It was the keeping of a promise for deputy premier John Barilaro in his second trip to Griffith in three weeks.
Melinda Pavey was by his side as he said she would be, in her first tour of the region since her appointment as NSW water minister six weeks ago.
Meeting with irrigators, stakeholders and councils, this tour was all about hearing and listening to the lived experience on the ground.
After admiring the "world class" irrigation systems in Coleambally, the pair and their entourage made their way to meet with Leeton and Griffith Council at the Griffith chambers.
In a meeting session with almost 90 Griffith and MIA irrigators late afternoon on Tuesday, Ms Pavey said they were entering into the "dawn of a new age".
"We have the money, we are so close with the plans now, it won't be long before we see positive changes," Ms Pavey said.
"We are here to fight for team NSW, as a united front.
"There is no election, this isn't just talk - we are working on it now."
She wanted to hear what the main concerns were from the people in the room - but also made the stipulation she wanted to hear their solutions as well.
Member for Murray Helen Dalton was in attendance, and said this was a "positive step" in reaching solutions on water.
"It just goes to show how invested and passionate this town is that we have so many people here - many of whom are sowing or harvesting at this very moment.
"To have Melinda and John here in the same room, I just hope they utilise the skills and knowledge found right here in this room." Mr Barilaro said there were no announcements, no commitments being made in this trip - it was a purely informational tour.
"It's easy to through critisism grenades from the sideline," Mr Barilaro said.

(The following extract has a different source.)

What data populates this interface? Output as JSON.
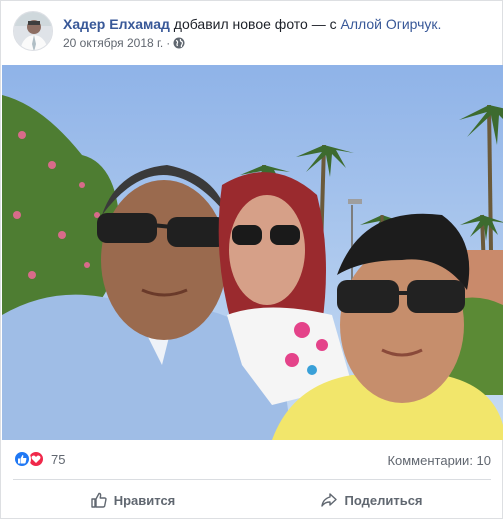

"But we want everyone to be involved in the solution as well. There has been too much politics in the water debate for too long, and that needs to change, starting now."